> **Work instruction**
Taking the line that contains "What data populates" as the first, copy each line exactly up to and including the last line below.

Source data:
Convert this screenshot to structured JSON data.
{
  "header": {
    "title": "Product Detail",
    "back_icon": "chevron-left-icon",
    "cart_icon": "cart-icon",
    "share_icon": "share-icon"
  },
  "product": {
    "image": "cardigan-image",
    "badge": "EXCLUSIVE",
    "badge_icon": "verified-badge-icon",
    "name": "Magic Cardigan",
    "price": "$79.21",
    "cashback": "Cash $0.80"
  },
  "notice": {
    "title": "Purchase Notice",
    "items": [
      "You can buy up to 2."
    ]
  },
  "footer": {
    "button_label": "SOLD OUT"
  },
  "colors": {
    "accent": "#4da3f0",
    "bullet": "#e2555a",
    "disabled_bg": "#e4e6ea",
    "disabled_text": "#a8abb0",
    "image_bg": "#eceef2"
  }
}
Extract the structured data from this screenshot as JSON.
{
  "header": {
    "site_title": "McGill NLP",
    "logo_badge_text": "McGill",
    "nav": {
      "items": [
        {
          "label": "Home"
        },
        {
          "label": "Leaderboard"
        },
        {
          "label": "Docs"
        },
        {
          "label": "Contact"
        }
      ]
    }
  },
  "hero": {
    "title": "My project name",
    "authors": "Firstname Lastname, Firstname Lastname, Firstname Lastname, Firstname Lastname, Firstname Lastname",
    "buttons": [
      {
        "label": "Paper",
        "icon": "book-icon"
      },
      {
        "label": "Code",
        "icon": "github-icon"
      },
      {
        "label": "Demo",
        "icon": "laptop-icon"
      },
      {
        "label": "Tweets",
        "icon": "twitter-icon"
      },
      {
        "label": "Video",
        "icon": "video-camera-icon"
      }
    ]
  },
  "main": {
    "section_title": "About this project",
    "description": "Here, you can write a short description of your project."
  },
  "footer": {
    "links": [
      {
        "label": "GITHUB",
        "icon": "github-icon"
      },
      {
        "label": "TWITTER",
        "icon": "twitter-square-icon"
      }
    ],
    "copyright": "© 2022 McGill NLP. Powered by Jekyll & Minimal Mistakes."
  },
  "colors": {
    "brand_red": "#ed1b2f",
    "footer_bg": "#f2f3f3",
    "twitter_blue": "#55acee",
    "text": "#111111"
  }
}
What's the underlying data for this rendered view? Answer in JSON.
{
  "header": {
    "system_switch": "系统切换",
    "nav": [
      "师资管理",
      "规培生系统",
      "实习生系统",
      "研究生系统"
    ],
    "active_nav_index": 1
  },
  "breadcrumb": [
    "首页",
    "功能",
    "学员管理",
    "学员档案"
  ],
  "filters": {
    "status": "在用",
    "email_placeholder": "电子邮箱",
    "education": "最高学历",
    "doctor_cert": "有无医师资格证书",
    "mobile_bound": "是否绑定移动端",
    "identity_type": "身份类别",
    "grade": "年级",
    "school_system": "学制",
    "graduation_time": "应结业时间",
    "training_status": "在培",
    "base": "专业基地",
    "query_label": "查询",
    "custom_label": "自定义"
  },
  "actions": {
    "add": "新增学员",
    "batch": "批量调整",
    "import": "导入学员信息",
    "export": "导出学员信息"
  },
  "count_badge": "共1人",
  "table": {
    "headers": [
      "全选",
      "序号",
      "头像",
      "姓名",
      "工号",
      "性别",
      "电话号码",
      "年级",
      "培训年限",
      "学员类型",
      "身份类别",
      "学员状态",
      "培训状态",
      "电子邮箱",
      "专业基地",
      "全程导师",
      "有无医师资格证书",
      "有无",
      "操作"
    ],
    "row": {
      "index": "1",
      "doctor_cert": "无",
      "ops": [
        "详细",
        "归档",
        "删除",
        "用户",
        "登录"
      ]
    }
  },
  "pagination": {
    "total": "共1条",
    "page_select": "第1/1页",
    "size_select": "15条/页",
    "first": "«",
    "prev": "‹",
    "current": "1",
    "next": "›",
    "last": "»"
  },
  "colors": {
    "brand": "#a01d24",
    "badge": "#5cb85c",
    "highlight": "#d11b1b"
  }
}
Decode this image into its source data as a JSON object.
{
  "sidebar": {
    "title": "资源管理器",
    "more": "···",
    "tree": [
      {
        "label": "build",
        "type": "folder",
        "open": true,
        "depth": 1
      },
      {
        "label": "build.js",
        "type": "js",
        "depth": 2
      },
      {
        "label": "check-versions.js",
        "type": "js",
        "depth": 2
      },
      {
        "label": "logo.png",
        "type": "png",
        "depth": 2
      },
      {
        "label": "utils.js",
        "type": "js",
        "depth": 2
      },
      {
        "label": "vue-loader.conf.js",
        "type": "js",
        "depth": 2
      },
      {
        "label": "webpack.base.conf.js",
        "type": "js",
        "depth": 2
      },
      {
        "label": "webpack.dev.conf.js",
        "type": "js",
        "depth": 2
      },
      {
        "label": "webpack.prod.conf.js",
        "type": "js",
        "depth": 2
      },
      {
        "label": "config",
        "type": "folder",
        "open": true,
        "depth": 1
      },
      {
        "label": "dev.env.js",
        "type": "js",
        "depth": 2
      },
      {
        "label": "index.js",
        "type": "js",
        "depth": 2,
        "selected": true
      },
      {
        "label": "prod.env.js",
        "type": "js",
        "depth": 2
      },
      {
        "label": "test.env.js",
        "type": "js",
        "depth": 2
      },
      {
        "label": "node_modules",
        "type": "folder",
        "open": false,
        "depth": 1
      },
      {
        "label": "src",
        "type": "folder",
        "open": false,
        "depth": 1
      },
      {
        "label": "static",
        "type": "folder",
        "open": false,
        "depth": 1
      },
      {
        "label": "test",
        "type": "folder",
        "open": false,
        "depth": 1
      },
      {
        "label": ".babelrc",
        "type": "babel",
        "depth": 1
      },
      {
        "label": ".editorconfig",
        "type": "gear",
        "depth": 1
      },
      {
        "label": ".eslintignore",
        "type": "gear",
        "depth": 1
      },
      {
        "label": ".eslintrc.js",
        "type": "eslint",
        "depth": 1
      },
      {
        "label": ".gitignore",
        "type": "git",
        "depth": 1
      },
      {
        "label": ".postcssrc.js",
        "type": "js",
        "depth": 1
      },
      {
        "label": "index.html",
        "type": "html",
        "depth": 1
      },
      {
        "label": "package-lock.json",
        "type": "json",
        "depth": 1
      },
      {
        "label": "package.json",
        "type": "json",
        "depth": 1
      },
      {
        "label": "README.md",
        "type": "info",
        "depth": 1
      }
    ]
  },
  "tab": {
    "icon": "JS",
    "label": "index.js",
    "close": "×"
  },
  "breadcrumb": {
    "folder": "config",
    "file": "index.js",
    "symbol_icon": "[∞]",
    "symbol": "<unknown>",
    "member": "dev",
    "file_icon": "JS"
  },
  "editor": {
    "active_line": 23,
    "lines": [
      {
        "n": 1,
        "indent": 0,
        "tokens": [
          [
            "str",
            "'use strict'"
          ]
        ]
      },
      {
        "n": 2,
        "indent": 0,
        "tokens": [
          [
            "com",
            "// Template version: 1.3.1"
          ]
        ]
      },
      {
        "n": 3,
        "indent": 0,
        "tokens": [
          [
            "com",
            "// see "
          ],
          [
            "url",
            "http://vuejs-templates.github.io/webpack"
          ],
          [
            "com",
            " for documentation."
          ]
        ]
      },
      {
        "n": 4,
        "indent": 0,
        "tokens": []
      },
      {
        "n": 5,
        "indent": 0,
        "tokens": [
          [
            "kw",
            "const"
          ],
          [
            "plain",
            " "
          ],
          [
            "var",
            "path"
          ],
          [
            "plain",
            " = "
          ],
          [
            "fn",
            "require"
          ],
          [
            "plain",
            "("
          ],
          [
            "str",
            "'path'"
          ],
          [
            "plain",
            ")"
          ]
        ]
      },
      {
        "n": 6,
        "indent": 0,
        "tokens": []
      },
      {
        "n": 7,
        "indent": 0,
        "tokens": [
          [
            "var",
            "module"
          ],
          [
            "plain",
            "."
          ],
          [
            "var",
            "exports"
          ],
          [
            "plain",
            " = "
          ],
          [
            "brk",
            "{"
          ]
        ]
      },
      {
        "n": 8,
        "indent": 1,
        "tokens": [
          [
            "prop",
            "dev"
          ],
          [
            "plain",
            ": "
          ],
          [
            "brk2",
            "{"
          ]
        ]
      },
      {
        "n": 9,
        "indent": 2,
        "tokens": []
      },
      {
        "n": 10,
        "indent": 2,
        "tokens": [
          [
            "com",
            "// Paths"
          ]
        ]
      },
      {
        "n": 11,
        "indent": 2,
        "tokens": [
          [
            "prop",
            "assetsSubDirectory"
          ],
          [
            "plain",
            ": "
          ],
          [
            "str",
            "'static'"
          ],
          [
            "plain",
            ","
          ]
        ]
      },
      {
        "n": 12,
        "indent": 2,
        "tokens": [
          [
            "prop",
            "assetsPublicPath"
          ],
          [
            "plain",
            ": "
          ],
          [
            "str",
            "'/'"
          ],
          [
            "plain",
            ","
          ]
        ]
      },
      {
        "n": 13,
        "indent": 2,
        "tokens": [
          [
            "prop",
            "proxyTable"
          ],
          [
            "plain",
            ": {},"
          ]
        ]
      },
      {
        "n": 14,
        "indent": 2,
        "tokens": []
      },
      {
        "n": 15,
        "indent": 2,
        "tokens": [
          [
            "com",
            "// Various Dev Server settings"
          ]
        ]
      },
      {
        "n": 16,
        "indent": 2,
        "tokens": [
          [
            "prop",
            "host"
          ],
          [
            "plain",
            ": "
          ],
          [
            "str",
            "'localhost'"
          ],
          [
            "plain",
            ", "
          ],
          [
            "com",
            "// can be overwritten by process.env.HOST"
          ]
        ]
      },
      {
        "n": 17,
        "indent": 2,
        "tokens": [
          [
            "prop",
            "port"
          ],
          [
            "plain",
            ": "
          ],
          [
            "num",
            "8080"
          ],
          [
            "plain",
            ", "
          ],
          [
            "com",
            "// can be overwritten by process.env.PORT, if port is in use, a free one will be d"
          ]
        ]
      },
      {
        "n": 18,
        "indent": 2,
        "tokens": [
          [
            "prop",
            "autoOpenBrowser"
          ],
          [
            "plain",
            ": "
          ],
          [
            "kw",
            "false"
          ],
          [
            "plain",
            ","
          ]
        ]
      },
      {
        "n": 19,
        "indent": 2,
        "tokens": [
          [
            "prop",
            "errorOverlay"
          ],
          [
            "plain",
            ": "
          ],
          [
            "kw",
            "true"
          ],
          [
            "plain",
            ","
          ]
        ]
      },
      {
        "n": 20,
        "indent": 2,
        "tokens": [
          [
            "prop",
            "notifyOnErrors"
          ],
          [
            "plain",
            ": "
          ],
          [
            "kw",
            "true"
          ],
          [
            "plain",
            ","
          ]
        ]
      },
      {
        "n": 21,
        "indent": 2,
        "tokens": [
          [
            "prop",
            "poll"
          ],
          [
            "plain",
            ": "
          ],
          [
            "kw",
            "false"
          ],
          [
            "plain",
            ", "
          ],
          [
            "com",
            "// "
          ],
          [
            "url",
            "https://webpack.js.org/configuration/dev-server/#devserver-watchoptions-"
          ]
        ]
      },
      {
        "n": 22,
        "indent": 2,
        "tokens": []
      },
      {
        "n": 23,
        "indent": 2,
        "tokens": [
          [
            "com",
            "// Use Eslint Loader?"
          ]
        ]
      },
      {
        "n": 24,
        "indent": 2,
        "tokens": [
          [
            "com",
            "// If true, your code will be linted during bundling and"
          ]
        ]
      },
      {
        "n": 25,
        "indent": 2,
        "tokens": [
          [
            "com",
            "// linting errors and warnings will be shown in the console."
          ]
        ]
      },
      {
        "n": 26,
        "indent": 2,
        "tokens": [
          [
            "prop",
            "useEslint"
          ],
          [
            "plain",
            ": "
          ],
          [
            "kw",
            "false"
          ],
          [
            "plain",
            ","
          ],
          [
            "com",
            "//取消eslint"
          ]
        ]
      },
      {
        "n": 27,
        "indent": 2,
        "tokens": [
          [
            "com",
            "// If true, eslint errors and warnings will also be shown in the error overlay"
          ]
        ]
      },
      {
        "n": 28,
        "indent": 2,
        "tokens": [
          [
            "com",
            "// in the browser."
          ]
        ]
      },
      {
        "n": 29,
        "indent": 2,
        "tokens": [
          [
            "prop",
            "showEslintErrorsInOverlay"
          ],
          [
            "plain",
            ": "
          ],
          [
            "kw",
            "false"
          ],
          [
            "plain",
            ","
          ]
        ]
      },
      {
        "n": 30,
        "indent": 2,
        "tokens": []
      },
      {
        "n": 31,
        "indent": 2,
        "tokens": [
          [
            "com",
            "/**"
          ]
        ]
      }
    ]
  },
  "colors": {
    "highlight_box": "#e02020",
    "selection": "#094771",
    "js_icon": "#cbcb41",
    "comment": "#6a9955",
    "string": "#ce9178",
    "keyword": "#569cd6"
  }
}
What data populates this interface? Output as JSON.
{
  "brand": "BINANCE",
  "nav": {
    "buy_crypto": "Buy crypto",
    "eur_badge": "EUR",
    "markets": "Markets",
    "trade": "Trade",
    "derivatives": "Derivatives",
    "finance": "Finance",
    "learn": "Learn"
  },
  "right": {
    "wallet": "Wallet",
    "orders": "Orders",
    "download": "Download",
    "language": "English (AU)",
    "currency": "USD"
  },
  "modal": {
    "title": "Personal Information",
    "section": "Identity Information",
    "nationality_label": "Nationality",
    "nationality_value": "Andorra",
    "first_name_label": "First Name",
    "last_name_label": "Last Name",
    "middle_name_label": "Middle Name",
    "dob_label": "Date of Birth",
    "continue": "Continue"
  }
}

> **Answer space**
What data populates this interface? Output as JSON.
{
  "brand": "BINANCE",
  "nav": {
    "buy_crypto": "Buy crypto",
    "eur_badge": "EUR",
    "markets": "Markets",
    "trade": "Trade",
    "derivatives": "Derivatives",
    "finance": "Finance",
    "learn": "Learn"
  },
  "right": {
    "wallet": "Wallet",
    "orders": "Orders",
    "download": "Download",
    "language": "English (AU)",
    "currency": "USD"
  },
  "modal": {
    "title": "Personal Information",
    "section": "Identity Information",
    "nationality_label": "Nationality",
    "nationality_value": "Andorra",
    "first_name_label": "First Name",
    "last_name_label": "Last Name",
    "middle_name_label": "Middle Name",
    "dob_label": "Date of Birth",
    "continue": "Continue"
  }
}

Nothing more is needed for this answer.